> Work required: Exact copy, pictures excluded: please retype every record below.

Material for this exercise section start

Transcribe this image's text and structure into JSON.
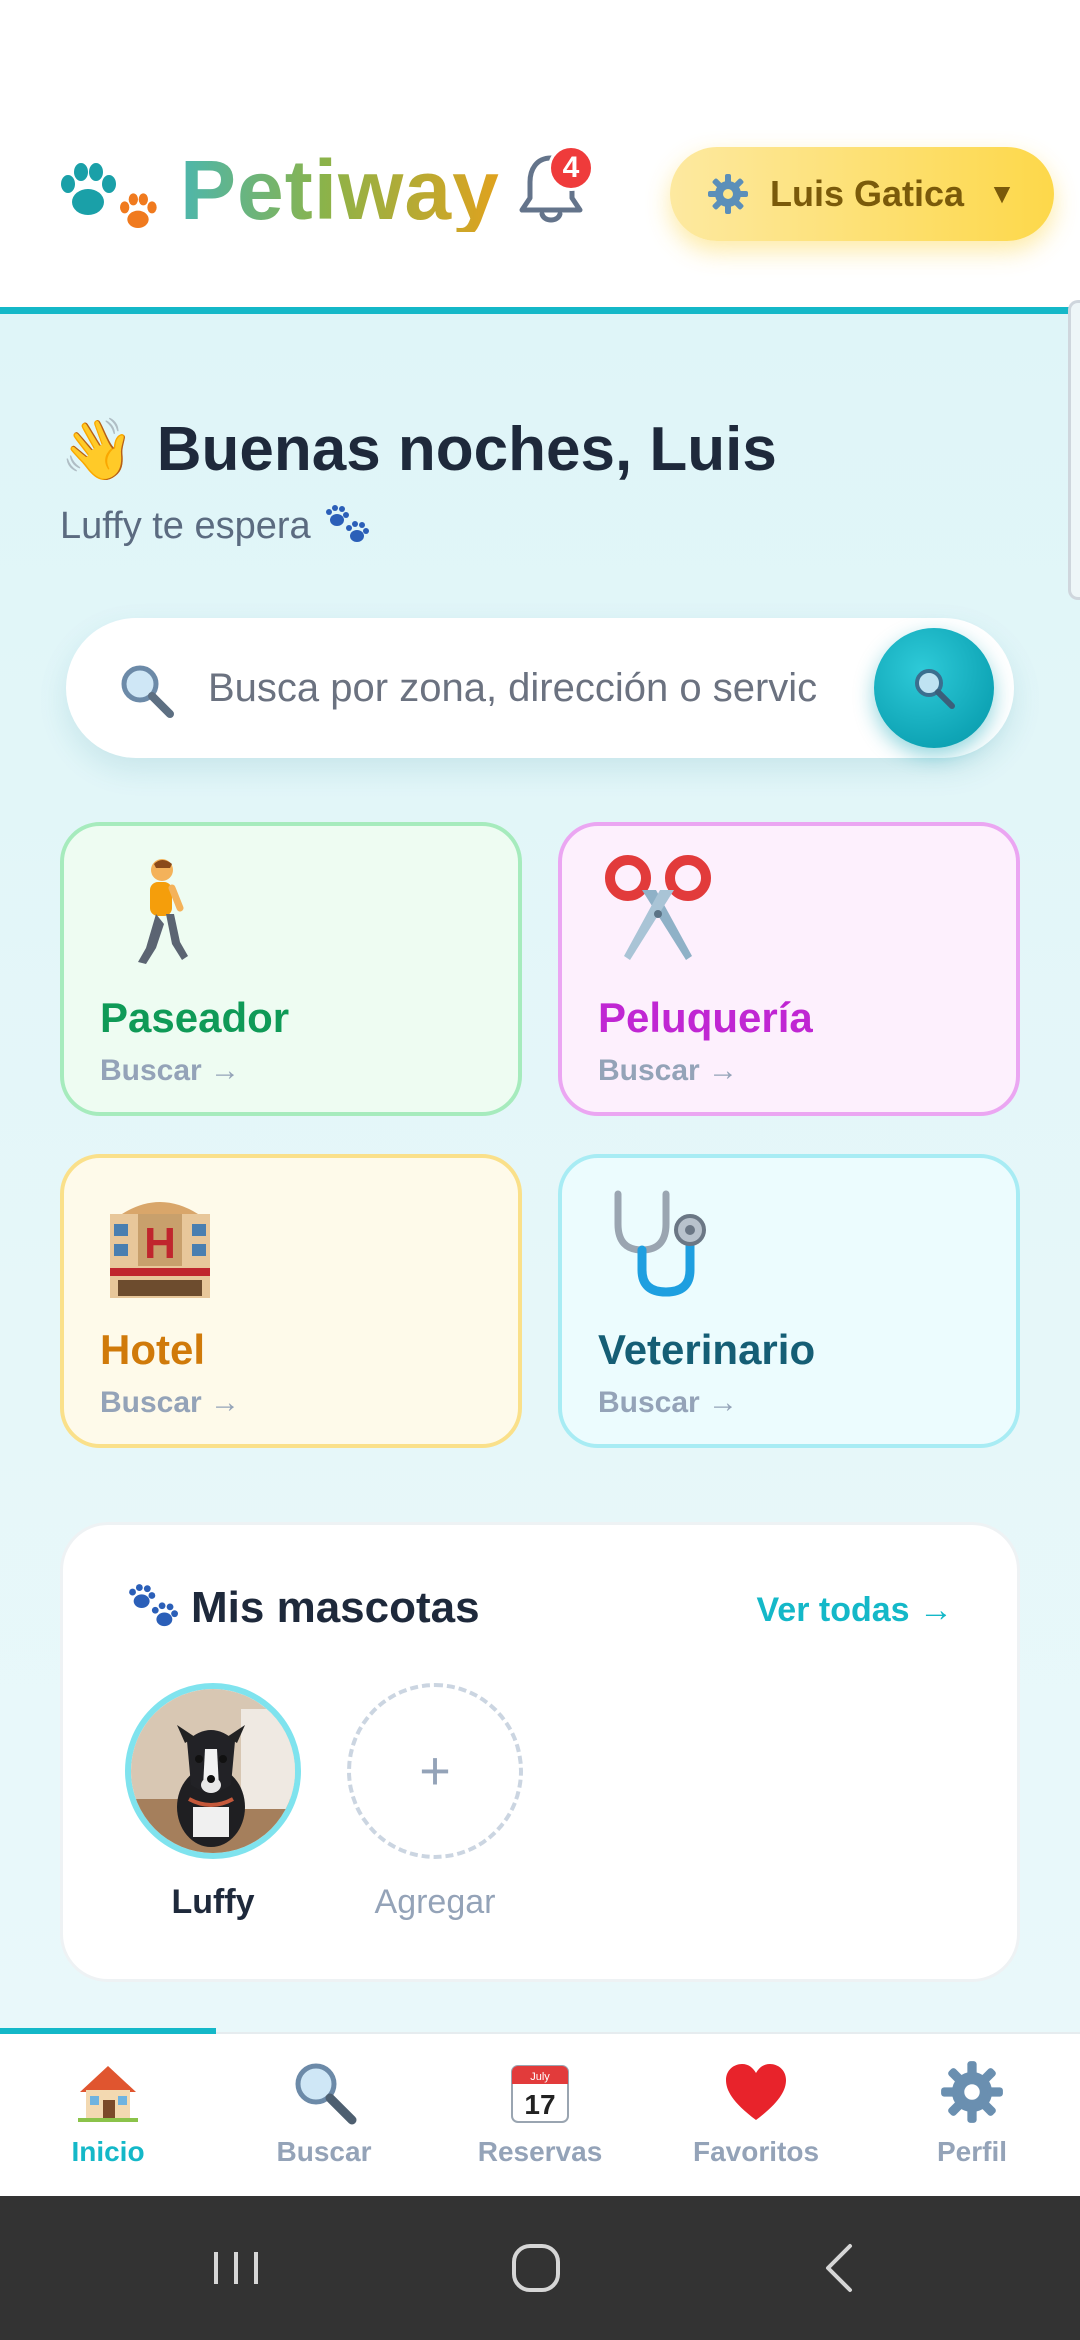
{
  "header": {
    "app_name": "Petiway",
    "notification_count": "4",
    "user_name": "Luis Gatica",
    "user_caret": "▼"
  },
  "greeting": {
    "emoji": "👋",
    "title": "Buenas noches, Luis",
    "subtitle": "Luffy te espera"
  },
  "search": {
    "placeholder": "Busca por zona, dirección o servic"
  },
  "categories": [
    {
      "title": "Paseador",
      "action": "Buscar →",
      "icon": "person-walking-icon"
    },
    {
      "title": "Peluquería",
      "action": "Buscar →",
      "icon": "scissors-icon"
    },
    {
      "title": "Hotel",
      "action": "Buscar →",
      "icon": "hotel-icon"
    },
    {
      "title": "Veterinario",
      "action": "Buscar →",
      "icon": "stethoscope-icon"
    }
  ],
  "pets": {
    "title": "Mis mascotas",
    "see_all": "Ver todas →",
    "items": [
      {
        "name": "Luffy"
      }
    ],
    "add_label": "Agregar",
    "add_symbol": "+"
  },
  "bottom_nav": [
    {
      "label": "Inicio",
      "icon": "home-icon",
      "active": true
    },
    {
      "label": "Buscar",
      "icon": "magnifier-icon",
      "active": false
    },
    {
      "label": "Reservas",
      "icon": "calendar-icon",
      "active": false,
      "calendar_month": "July",
      "calendar_day": "17"
    },
    {
      "label": "Favoritos",
      "icon": "heart-icon",
      "active": false
    },
    {
      "label": "Perfil",
      "icon": "gear-icon",
      "active": false
    }
  ],
  "colors": {
    "accent": "#14b8c8",
    "badge": "#ef3b3b",
    "user_pill": "#fdd84a"
  }
}
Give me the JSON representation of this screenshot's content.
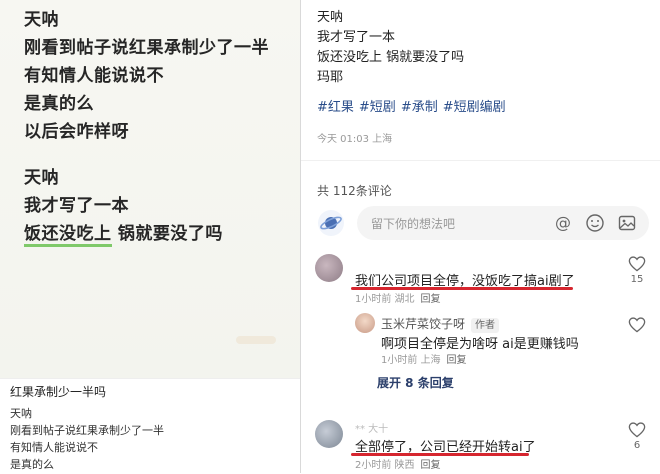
{
  "left_post": {
    "big_lines_a": [
      "天呐",
      "刚看到帖子说红果承制少了一半",
      "有知情人能说说不",
      "是真的么",
      "以后会咋样呀"
    ],
    "big_lines_b": [
      "天呐",
      "我才写了一本"
    ],
    "highlight_text": "饭还没吃上",
    "after_highlight": " 锅就要没了吗"
  },
  "left_preview": {
    "title": "红果承制少一半吗",
    "lines": [
      "天呐",
      "刚看到帖子说红果承制少了一半",
      "有知情人能说说不",
      "是真的么"
    ]
  },
  "right_post": {
    "lines": [
      "天呐",
      "我才写了一本",
      "饭还没吃上 锅就要没了吗",
      "玛耶"
    ],
    "tags": [
      "#红果",
      "#短剧",
      "#承制",
      "#短剧编剧"
    ],
    "time_location": "今天 01:03 上海",
    "comment_count": "共 112条评论"
  },
  "comment_input": {
    "placeholder": "留下你的想法吧"
  },
  "comments": [
    {
      "text": "我们公司项目全停，没饭吃了搞ai剧了",
      "time_location": "1小时前  湖北",
      "reply_label": "回复",
      "likes": "15"
    },
    {
      "masked_name": "**  大十",
      "text": "全部停了，公司已经开始转ai了",
      "time_location": "2小时前  陕西",
      "reply_label": "回复",
      "likes": "6"
    }
  ],
  "reply": {
    "name": "玉米芹菜饺子呀",
    "badge": "作者",
    "text": "啊项目全停是为啥呀 ai是更赚钱吗",
    "time_location": "1小时前  上海",
    "reply_label": "回复"
  },
  "expand_label": "展开 8 条回复",
  "colors": {
    "tag": "#2a4d8a",
    "underline_red": "#d6262f",
    "highlight_green": "#7fc96a"
  },
  "icons": [
    "planet-icon",
    "at-icon",
    "smile-icon",
    "image-icon",
    "heart-icon"
  ]
}
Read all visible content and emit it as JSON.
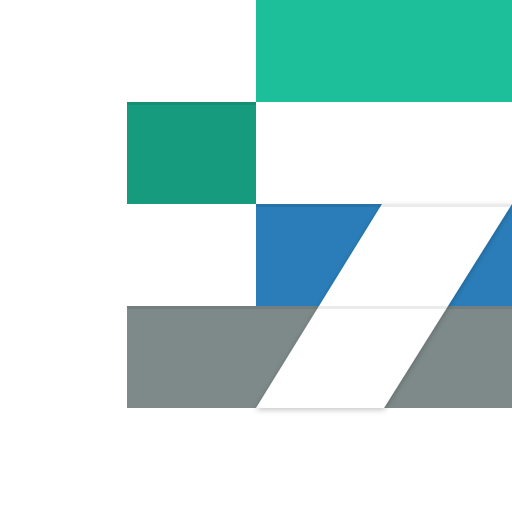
{
  "logo": {
    "colors": {
      "background": "#ffffff",
      "top_teal": "#1dbf9b",
      "dark_teal": "#169b7f",
      "blue": "#2a7db9",
      "gray": "#7d8a89",
      "cut_white": "#ffffff"
    }
  }
}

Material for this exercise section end

> Response for this exercise:
Transcribe this image's text and structure into JSON.
{
  "header": {
    "app_name": "Petiway",
    "notification_count": "4",
    "user_name": "Luis Gatica",
    "user_caret": "▼"
  },
  "greeting": {
    "emoji": "👋",
    "title": "Buenas noches, Luis",
    "subtitle": "Luffy te espera"
  },
  "search": {
    "placeholder": "Busca por zona, dirección o servic"
  },
  "categories": [
    {
      "title": "Paseador",
      "action": "Buscar →",
      "icon": "person-walking-icon"
    },
    {
      "title": "Peluquería",
      "action": "Buscar →",
      "icon": "scissors-icon"
    },
    {
      "title": "Hotel",
      "action": "Buscar →",
      "icon": "hotel-icon"
    },
    {
      "title": "Veterinario",
      "action": "Buscar →",
      "icon": "stethoscope-icon"
    }
  ],
  "pets": {
    "title": "Mis mascotas",
    "see_all": "Ver todas →",
    "items": [
      {
        "name": "Luffy"
      }
    ],
    "add_label": "Agregar",
    "add_symbol": "+"
  },
  "bottom_nav": [
    {
      "label": "Inicio",
      "icon": "home-icon",
      "active": true
    },
    {
      "label": "Buscar",
      "icon": "magnifier-icon",
      "active": false
    },
    {
      "label": "Reservas",
      "icon": "calendar-icon",
      "active": false,
      "calendar_month": "July",
      "calendar_day": "17"
    },
    {
      "label": "Favoritos",
      "icon": "heart-icon",
      "active": false
    },
    {
      "label": "Perfil",
      "icon": "gear-icon",
      "active": false
    }
  ],
  "colors": {
    "accent": "#14b8c8",
    "badge": "#ef3b3b",
    "user_pill": "#fdd84a"
  }
}
Give me the JSON representation of this screenshot's content.
{
  "left_post": {
    "big_lines_a": [
      "天呐",
      "刚看到帖子说红果承制少了一半",
      "有知情人能说说不",
      "是真的么",
      "以后会咋样呀"
    ],
    "big_lines_b": [
      "天呐",
      "我才写了一本"
    ],
    "highlight_text": "饭还没吃上",
    "after_highlight": " 锅就要没了吗"
  },
  "left_preview": {
    "title": "红果承制少一半吗",
    "lines": [
      "天呐",
      "刚看到帖子说红果承制少了一半",
      "有知情人能说说不",
      "是真的么"
    ]
  },
  "right_post": {
    "lines": [
      "天呐",
      "我才写了一本",
      "饭还没吃上 锅就要没了吗",
      "玛耶"
    ],
    "tags": [
      "#红果",
      "#短剧",
      "#承制",
      "#短剧编剧"
    ],
    "time_location": "今天 01:03 上海",
    "comment_count": "共 112条评论"
  },
  "comment_input": {
    "placeholder": "留下你的想法吧"
  },
  "comments": [
    {
      "text": "我们公司项目全停，没饭吃了搞ai剧了",
      "time_location": "1小时前  湖北",
      "reply_label": "回复",
      "likes": "15"
    },
    {
      "masked_name": "**  大十",
      "text": "全部停了，公司已经开始转ai了",
      "time_location": "2小时前  陕西",
      "reply_label": "回复",
      "likes": "6"
    }
  ],
  "reply": {
    "name": "玉米芹菜饺子呀",
    "badge": "作者",
    "text": "啊项目全停是为啥呀 ai是更赚钱吗",
    "time_location": "1小时前  上海",
    "reply_label": "回复"
  },
  "expand_label": "展开 8 条回复",
  "colors": {
    "tag": "#2a4d8a",
    "underline_red": "#d6262f",
    "highlight_green": "#7fc96a"
  },
  "icons": [
    "planet-icon",
    "at-icon",
    "smile-icon",
    "image-icon",
    "heart-icon"
  ]
}
Read all visible content and emit it as JSON.
{
  "logo": {
    "colors": {
      "background": "#ffffff",
      "top_teal": "#1dbf9b",
      "dark_teal": "#169b7f",
      "blue": "#2a7db9",
      "gray": "#7d8a89",
      "cut_white": "#ffffff"
    }
  }
}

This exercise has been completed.